Who wants to use a tripod all the time? Sure it gets you blur-free shots, but how awkward carrying the thing around. Some places don’t even let you bring one (certain parks, monuments, busy areas, etc.). But how do you know if you’re going to get blur (camera shake) if you’re hand-holding your camera? You have to know your “steadiness limit.” Here’s how. Continue reading

Lightroom + Focus Magic Workflow

Focus Magic Rescues Blurred Photos

When I have a photo that needs to be corrected for focus or motion blur, I use the stand-alone version of Focus Magic. I also use Lightroom first and have integrated Focus Magic into my workflow shown below. Please use it whole or in part as you need. I’m not going to show you each detail, but all the information you need will be in here. The part that is different from my standard Lightroom workflow is shown in bold. Continue reading

Lightroom Workflow

My Lightroom Workflow

I use Adobe Lightroom for my photo processing needs and I have a workflow that I will share here with you. Please use it whole or in part as you need. I’m not going to show you each detail, but all the information you need will be in here.

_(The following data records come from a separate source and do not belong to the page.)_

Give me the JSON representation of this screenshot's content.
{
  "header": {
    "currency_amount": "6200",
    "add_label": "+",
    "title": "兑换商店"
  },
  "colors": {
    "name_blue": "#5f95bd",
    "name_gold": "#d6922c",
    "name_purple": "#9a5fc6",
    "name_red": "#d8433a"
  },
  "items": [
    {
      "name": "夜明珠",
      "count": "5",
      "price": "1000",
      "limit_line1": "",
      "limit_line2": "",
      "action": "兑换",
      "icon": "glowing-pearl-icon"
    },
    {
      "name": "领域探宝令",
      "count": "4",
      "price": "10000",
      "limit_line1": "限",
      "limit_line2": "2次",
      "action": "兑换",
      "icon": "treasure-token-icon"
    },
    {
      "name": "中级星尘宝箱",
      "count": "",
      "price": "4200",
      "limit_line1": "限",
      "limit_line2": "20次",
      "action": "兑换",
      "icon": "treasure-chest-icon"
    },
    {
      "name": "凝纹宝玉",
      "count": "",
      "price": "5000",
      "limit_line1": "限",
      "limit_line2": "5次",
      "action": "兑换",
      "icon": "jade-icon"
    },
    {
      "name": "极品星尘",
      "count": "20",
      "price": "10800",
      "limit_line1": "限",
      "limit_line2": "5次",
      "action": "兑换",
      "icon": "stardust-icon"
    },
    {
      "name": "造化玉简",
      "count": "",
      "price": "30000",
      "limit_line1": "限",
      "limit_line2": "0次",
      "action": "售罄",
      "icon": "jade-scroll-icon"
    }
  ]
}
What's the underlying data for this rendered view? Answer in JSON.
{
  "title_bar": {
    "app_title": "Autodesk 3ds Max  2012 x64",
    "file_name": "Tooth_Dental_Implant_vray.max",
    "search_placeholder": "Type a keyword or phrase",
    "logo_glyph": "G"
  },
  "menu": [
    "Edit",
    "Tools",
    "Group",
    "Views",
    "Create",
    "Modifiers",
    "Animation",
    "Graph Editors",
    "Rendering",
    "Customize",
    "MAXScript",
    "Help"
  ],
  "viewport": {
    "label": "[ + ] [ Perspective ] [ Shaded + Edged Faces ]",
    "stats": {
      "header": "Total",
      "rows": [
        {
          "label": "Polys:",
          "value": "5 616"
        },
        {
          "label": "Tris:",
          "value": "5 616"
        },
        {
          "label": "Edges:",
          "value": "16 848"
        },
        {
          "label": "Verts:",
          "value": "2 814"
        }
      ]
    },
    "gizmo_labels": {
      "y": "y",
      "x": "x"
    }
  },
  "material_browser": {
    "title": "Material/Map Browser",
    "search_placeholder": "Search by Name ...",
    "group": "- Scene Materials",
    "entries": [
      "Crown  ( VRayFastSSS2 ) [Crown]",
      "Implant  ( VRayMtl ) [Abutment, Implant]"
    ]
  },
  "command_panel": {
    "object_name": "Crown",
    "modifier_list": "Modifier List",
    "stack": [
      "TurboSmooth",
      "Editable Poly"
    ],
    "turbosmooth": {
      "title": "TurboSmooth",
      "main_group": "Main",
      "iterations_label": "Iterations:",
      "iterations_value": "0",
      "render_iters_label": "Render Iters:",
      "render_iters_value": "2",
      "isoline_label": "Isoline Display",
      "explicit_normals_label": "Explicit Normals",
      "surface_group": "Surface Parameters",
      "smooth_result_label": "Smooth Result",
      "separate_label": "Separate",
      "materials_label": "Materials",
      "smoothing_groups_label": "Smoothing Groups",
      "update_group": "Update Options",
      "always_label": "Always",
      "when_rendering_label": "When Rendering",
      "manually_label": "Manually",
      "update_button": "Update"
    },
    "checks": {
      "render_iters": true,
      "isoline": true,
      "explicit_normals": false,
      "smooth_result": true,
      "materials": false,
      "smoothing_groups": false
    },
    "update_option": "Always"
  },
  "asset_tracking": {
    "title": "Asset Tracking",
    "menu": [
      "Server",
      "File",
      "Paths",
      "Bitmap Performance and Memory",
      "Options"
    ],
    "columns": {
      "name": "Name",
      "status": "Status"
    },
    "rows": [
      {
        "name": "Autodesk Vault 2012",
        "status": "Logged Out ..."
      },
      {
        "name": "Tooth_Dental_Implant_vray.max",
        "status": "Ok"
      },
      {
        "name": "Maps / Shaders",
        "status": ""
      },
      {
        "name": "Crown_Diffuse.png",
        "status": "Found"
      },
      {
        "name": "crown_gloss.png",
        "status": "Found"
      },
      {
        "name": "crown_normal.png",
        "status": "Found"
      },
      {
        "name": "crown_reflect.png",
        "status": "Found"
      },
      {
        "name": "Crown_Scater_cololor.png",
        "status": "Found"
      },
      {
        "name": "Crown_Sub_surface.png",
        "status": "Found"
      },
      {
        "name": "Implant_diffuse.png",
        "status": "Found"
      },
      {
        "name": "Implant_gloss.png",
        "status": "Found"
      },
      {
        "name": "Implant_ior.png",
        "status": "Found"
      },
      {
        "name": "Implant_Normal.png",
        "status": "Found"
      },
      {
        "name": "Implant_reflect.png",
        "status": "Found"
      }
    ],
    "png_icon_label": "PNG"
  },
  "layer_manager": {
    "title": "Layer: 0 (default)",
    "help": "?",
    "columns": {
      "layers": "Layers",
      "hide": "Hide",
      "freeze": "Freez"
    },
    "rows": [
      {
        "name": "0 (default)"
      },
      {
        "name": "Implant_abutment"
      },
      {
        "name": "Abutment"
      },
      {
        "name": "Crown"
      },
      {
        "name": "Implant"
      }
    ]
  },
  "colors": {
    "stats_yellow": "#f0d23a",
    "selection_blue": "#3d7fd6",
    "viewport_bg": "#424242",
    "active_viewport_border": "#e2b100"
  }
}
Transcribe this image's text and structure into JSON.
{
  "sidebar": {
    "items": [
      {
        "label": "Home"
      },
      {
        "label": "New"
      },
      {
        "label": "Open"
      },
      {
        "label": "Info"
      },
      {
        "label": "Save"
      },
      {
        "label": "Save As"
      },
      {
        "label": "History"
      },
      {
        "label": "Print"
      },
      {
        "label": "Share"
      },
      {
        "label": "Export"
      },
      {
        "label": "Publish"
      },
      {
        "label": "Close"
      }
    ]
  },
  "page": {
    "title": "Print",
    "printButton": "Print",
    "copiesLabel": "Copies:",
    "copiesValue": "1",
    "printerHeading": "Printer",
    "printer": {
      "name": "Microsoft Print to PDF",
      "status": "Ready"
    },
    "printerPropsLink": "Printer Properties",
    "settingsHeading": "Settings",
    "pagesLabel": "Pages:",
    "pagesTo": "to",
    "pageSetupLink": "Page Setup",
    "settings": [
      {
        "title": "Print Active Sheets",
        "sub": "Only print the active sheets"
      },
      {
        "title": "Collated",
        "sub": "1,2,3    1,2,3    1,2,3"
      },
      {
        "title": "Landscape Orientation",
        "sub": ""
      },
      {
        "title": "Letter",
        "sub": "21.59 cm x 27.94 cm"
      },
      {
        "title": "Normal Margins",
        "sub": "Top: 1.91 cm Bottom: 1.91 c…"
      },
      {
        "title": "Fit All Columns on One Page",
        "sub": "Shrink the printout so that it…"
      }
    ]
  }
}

I’m writing it as if I’m telling myself what to do so if it seems direct, well, it was meant to be that way. Continue reading